Then the hard part begins– waiting for the results. As truth-telling machines, scan reports deliver unvarnished results. Those who are newly diagnosed wait for news about where they will fall in the staging matrix. Many patients with Stage IV disease measure time in the weeks or months between scans, planning only as far ahead as the next procedure. For me, the days between the scan being completed and the receipt of the results are a cross between holding my breath underwater and surfing a wave in sunshine. The results could indicate a devastating progression and a need to double down on treatment. Fear often pokes me awake at night, whispering in my ear of worst-case scenarios. Will tomorrow bring a call that changes my life forever? Was the cough worse or was I overly tired yesterday? With my mind drowning in misgivings, I fight for control and push to the surface for a breath of fresh air.

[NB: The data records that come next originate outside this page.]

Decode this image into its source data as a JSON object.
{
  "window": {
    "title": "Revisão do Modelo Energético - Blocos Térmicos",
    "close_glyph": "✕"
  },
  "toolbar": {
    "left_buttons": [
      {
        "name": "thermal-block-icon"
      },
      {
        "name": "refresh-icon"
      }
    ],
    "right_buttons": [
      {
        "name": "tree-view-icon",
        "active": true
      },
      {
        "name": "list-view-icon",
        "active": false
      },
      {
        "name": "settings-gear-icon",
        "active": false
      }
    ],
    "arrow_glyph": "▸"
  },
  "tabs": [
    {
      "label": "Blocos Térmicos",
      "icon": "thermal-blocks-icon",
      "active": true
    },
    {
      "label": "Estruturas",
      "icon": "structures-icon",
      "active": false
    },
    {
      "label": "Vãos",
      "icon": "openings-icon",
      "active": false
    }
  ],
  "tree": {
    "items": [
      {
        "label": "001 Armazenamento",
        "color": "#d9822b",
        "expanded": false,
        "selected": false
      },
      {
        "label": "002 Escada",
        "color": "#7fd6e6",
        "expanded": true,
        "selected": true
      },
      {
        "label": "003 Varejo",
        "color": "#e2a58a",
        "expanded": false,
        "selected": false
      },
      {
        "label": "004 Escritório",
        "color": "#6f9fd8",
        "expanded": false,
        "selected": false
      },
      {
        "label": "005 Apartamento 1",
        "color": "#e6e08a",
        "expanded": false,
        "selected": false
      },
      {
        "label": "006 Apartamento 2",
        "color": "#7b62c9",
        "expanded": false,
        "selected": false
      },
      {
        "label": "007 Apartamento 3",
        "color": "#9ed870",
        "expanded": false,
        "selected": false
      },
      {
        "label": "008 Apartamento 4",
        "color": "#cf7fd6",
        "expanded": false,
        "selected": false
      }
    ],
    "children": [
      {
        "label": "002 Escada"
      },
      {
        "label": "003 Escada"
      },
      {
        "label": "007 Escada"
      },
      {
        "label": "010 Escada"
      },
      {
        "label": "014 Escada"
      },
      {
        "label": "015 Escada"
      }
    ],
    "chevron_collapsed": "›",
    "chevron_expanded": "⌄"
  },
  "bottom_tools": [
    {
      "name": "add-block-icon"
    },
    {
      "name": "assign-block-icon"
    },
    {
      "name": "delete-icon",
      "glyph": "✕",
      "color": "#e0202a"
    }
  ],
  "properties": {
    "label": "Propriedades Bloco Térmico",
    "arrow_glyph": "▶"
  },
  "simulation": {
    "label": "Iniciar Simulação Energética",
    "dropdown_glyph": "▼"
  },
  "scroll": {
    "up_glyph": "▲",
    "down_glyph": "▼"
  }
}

Alternatively, there is a freedom and lightness in not knowing. I choose to believe, with no current evidence to the contrary, that a healthy future lies ahead. Everything about the world is more intensely beautiful; its value heightened by my magnified awareness of its fleeting nature. The sun glowing as it drifts through leaves, the laughter of children, a purring cat curled up on the couch, chats with treasured family and friends. These may be my last “normal” days before contending with life-altering news and I want to savor ordinariness for as long as possible. I refuse to allow anxiety to suffocate joy. Hope skims the glassy water, shimmering in golden light.

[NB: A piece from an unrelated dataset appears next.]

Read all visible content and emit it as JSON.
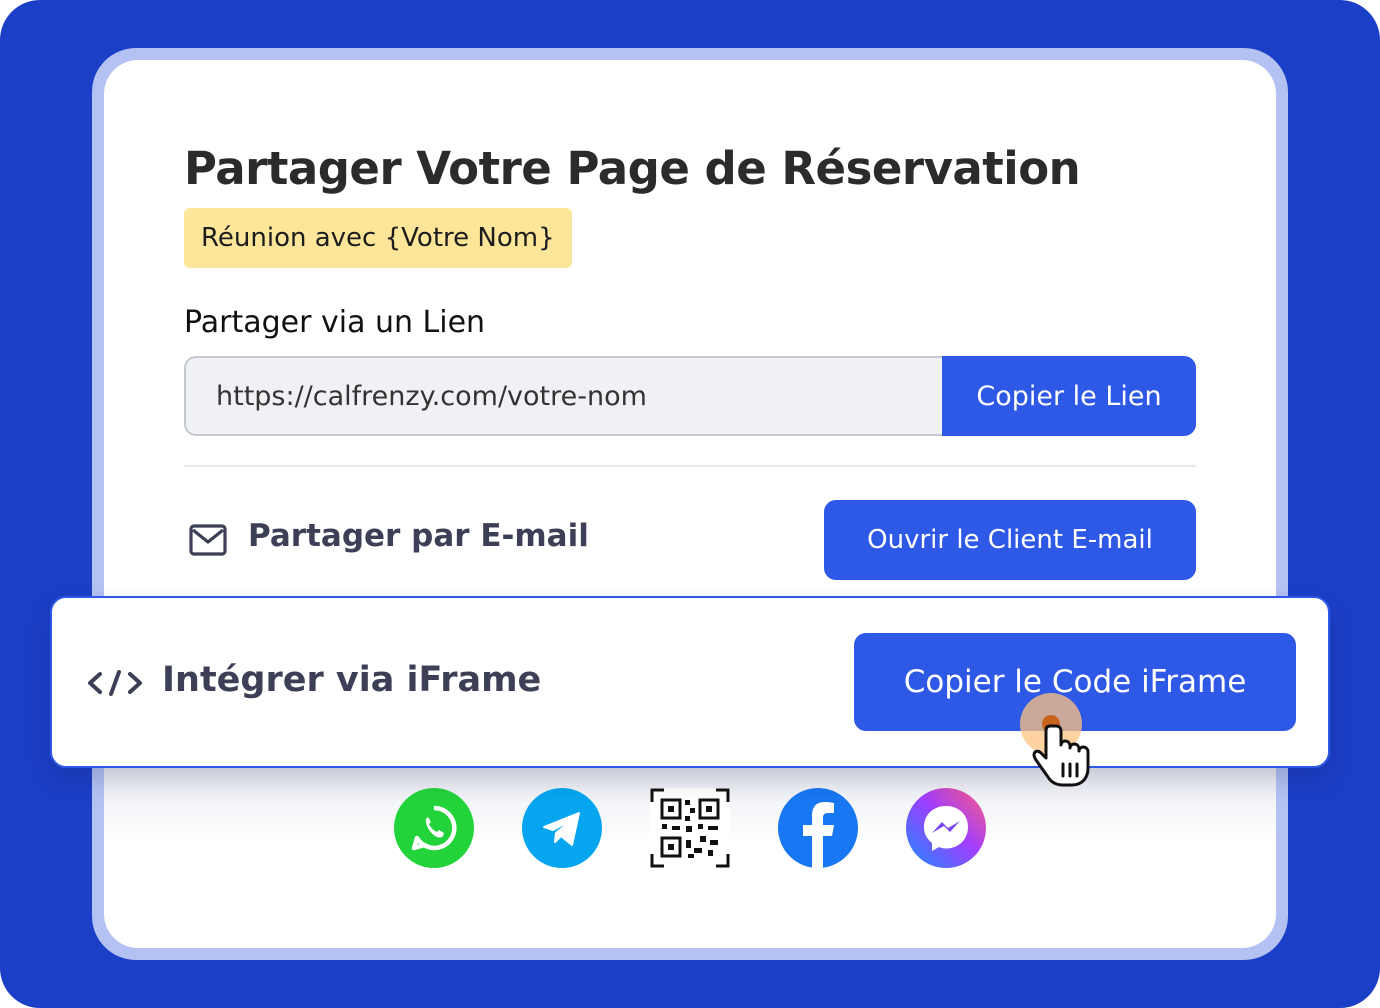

When the call finally comes, the voice on the other end of the line tells a lot about what is to come. Generally, the worse the news, the higher up the chain is the person delivering it. I enjoy hearing from my oncologist, but a personal call after a scan sets off alarm bells. Too cheery of a greeting and I am suspicious of what will follow. The results are always presented in the best possible light, even when the findings are gloomy. The PA who called about the pathology report after my second mastectomy chose her words carefully. The favorable findings came first; the chemo had cleared nearly all the cancer in the breast and I had clean margins after surgery. She paused – and I caught it – before putting the best possible spin on the rest of the report, which wasn’t as rosy. By the time she was done, I found myself saying, “I’ll take that as good news,” when informed that 27 of 38 removed lymph nodes contained residual cancer. At least it wasn’t all 38!
With the advent of the 21st Century Cures Act and years of patient advocacy that sought more transparency, it is now possible to learn the results of a scan from an app on a phone instead of from a member of the oncology team. Most facilities will not upload a report until there is an opportunity to speak to the patient personally, but it doesn’t always happen that way. I know people who learned they had cancer after innocently opening a report in an online patient portal. In at least one situation, a woman discovered she had breast cancer before her doctor had a chance to read the report herself.
How we transmit information in the “information age” will continue to be a subject of wide-ranging debate. But when it comes to potentially life-altering medical news, I prefer it served clear and clean, and as personally as possible. I want a chance to ask questions pending that I am actually able to formulate any at that moment. Mostly, I hope for words of reassurance that will inspire confidence about future treatment options. The means by which the oncology team and I connect in the frightening moments cements our bond and sets the tone for everything that comes later.